Christine Nguyen on February 05, 2017:
When was this made ?
Mayt on January 13, 2017:
Decstar on June 29, 2016:
Visuable and can correlate own visualization of an idea from the above publication. Photos are vividly clear (It can help a new chef see the end result), explanation on each dish was short and meaning was derived.
Suggestion to expand on regions and cultures what sushi do they prefer.
Relaxing read!!! Thanx
Lori on June 05, 2016:
This was helpful for because i want eat sushi but didnt know what eat. Thanks
Bianca McGill on February 22, 2015:
Mmmmm I love sushi, my first time eating it I thought wasabi was guacamole lol so I did a big dip of that And my mouth was on fire My nose lol was burning
ms. lady on October 14, 2014:
love sushi!!! very hungry now
sushilover101 on October 07, 2014:
this helped alot with my homework
HungryGal on September 26, 2014:
I have always liked sushi, but lately I have been craving it. These beautiful pictures have only made me hungry for more!
Great write up, I learned a lot reading this. I can't wait to try a dragon roll! Thank you.
vibesites from United States on November 08, 2013:
I'm not a fan of raw seafood, but my musician friend loves it (in fact she has written songs about sushi and sashimi). Perhaps I'll start with unagi sushi since the eel is cooked. I love the plating, as the Japanese are so good in it. :)

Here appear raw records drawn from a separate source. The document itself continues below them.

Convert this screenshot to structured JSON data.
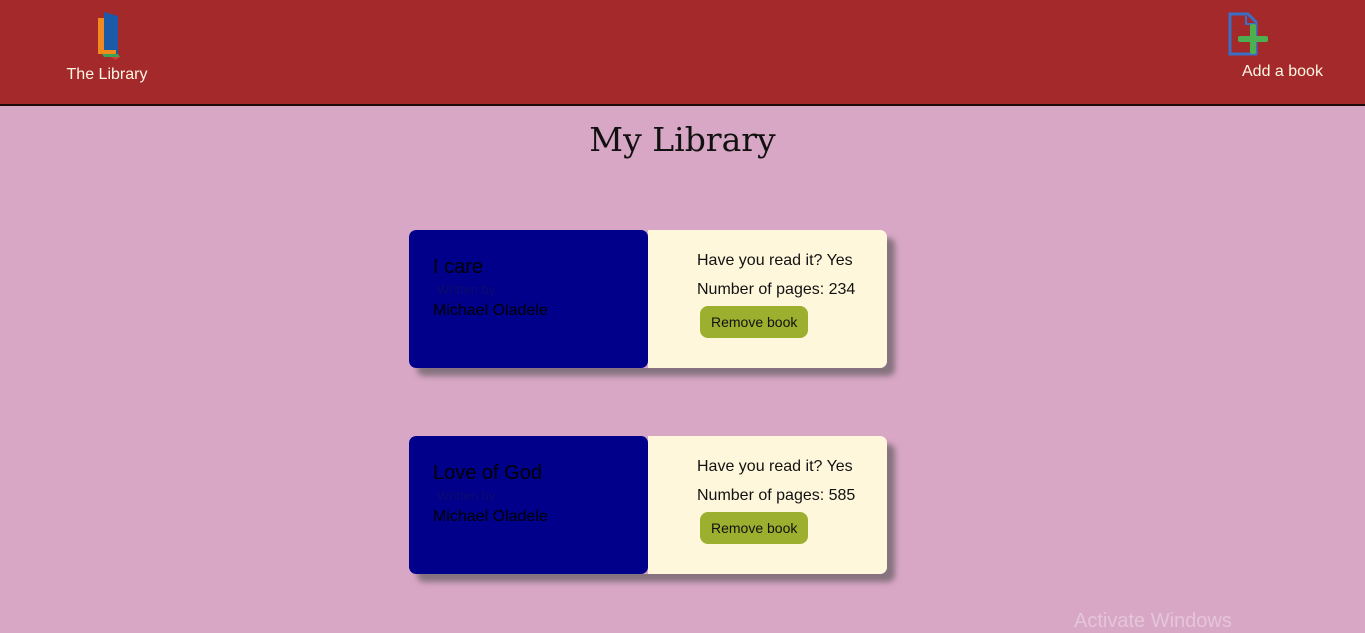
{
  "header": {
    "brand_label": "The Library",
    "add_label": "Add a book"
  },
  "main": {
    "title": "My Library"
  },
  "books": [
    {
      "title": "I care",
      "written_by": "Written by:",
      "author": "Michael Oladele",
      "read_text": "Have you read it? Yes",
      "pages_text": "Number of pages: 234",
      "remove_label": "Remove book"
    },
    {
      "title": "Love of God",
      "written_by": "Written by:",
      "author": "Michael Oladele",
      "read_text": "Have you read it? Yes",
      "pages_text": "Number of pages: 585",
      "remove_label": "Remove book"
    }
  ],
  "watermark": "Activate Windows",
  "colors": {
    "header_bg": "#a3292a",
    "page_bg": "#d8a7c5",
    "card_left": "#00008b",
    "card_right": "#fff7dc",
    "button": "#9caf2e"
  },
  "icons": [
    "library-logo-icon",
    "add-book-icon"
  ]
}
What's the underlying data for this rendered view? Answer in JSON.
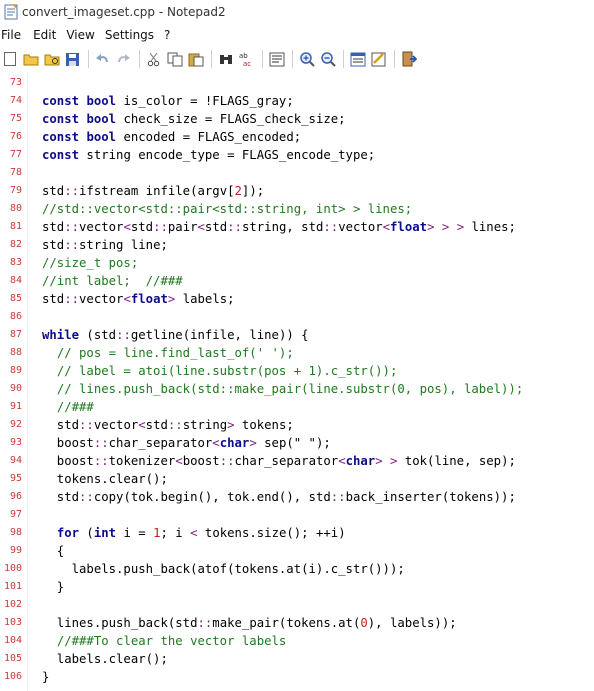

cardelean from Michigan on May 12, 2012:
I think that the tempura rolls are my favorite. This is a great guide, especially for those who have never tried sushi.
Robin Edmondson from San Francisco on May 10, 2012:
One of my favorite foods! The spicy tuna rolls are my absolute favorite - with lots of ginger and wasabi! Yumm! I appreciate the breakdown of all of the different types of sushi; I know that I'm always looking them up. ;)
Guitarforlife from Philadelphia, Pennsylvania on May 07, 2012:
Your hub is making me hungry. I could use some sushi right about now.
Anna from New York, NY on May 07, 2012:
I grew up eating Japanese food but still learned so much from your hub. For instance, I didn't know soy sauce is called "shoyu". Your photos are amazing and just made me really hungry! Thanks for a great hub.
Brittany Kennedy (author) from Kailua-Kona, Hawaii on May 06, 2012:
Thank you, Teresa! Sushi is intimidating to a lot of people because of the raw fish, but there is a different kind for everyone. Thanks again!
Teresa Coppens from Ontario, Canada on May 06, 2012:
I've always wondered what the 'sushi' rolls were made of besides raw fish. I'm quite sure you have not converted me to eating sushi, but I did love your colourful hub which for me was quite enlightening. I learned a lot! Voted up!